Count the lines below that contain the word "music", and reply with only that number.

> _Dataset content_
------------------------------------------------

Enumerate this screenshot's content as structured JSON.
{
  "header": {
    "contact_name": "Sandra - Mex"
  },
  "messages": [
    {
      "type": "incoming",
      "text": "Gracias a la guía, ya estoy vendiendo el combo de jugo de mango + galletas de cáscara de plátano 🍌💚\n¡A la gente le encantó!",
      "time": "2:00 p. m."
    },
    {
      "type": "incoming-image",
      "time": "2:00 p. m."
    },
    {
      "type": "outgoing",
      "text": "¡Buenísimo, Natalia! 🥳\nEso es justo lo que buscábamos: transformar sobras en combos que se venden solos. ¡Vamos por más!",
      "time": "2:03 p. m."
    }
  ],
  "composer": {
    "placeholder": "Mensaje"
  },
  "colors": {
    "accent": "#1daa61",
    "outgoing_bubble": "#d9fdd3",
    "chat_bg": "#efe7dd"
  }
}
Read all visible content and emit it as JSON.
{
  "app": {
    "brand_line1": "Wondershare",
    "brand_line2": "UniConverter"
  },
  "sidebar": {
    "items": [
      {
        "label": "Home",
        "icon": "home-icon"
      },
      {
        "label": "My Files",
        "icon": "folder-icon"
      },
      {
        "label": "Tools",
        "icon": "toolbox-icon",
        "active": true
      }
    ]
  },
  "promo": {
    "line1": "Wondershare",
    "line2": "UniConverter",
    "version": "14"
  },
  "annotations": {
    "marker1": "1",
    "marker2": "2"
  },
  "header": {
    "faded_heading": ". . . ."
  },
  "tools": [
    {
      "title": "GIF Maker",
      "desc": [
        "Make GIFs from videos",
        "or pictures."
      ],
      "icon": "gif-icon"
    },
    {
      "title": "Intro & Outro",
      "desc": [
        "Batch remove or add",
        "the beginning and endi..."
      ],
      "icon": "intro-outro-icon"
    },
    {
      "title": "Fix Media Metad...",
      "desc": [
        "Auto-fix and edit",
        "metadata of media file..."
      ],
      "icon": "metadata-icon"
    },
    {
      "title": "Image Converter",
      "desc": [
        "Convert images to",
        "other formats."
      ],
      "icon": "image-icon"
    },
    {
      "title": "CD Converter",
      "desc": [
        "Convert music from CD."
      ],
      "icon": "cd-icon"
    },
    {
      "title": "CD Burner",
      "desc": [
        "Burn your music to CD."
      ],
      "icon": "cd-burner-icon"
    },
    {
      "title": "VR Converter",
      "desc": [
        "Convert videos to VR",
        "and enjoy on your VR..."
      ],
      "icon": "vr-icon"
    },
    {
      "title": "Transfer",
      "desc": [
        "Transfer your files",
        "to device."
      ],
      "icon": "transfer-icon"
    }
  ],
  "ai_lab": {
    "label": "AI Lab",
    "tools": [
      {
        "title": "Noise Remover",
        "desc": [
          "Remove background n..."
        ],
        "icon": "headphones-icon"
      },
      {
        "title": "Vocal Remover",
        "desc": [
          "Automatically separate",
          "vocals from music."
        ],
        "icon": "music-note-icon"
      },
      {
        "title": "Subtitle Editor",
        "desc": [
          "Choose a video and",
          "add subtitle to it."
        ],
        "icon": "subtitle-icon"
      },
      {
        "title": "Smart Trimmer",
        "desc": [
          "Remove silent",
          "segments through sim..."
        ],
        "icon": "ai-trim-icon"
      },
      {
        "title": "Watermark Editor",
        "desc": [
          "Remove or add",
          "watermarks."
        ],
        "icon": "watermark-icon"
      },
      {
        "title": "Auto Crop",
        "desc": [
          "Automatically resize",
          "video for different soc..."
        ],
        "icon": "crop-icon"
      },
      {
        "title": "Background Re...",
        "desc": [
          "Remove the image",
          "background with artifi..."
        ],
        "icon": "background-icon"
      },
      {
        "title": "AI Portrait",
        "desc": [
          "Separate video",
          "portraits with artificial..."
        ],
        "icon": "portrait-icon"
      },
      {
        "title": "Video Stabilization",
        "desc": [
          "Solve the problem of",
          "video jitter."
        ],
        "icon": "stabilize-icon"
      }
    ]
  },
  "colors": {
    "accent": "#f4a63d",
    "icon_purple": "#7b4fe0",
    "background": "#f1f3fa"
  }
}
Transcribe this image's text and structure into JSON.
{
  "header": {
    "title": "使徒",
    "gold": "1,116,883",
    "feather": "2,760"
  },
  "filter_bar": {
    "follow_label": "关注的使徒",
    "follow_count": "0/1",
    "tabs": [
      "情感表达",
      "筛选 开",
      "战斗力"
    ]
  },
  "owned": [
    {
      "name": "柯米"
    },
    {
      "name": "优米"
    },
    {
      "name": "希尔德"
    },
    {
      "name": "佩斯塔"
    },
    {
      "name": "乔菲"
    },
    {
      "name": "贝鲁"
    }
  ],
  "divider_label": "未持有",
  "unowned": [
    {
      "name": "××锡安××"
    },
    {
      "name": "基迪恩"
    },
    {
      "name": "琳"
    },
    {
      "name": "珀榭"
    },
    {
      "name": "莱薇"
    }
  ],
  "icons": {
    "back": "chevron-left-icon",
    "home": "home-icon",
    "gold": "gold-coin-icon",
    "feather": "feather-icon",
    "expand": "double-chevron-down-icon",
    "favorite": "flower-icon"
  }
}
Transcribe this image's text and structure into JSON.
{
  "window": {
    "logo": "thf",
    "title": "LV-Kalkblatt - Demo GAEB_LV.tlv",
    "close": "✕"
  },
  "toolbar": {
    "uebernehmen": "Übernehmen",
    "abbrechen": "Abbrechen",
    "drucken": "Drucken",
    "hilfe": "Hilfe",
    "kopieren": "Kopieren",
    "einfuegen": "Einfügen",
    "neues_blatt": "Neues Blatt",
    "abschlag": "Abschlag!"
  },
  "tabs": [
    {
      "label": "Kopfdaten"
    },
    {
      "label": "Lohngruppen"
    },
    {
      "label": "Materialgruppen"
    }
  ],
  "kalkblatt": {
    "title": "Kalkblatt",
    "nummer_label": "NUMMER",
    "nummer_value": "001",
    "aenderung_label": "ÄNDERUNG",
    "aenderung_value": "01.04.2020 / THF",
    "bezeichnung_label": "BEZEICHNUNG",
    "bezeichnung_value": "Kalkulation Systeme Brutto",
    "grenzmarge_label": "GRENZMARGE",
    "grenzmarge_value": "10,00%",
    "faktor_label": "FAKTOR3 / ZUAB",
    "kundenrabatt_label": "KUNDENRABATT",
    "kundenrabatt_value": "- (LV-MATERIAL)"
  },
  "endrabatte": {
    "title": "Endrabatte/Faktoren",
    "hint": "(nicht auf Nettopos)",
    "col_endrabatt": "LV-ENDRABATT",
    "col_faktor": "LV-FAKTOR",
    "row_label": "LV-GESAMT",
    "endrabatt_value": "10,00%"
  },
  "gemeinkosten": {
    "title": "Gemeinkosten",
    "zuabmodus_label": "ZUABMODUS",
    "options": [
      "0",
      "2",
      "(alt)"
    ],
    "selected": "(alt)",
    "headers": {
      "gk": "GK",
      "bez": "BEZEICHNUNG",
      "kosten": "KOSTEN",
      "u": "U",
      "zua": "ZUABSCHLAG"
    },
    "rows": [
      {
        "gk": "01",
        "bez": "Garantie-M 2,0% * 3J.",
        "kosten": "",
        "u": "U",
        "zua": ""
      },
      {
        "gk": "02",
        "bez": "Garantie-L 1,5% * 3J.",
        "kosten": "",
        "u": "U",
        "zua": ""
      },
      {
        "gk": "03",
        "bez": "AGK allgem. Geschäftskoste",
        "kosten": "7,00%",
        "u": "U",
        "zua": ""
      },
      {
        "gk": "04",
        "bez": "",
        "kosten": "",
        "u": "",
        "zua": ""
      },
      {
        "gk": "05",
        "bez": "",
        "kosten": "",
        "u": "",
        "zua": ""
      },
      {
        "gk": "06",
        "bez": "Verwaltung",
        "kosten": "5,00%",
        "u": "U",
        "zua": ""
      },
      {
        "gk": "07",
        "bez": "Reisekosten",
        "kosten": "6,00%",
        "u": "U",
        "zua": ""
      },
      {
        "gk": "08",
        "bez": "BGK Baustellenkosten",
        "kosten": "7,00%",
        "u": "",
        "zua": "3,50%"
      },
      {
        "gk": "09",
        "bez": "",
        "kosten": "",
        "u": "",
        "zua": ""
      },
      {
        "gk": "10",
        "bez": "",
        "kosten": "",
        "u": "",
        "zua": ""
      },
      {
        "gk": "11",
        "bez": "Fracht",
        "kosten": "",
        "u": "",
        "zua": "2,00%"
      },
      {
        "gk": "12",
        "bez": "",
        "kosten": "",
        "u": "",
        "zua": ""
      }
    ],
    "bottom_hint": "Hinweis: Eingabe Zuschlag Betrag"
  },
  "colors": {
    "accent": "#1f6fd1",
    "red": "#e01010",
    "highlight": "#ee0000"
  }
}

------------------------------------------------

> _Output_
4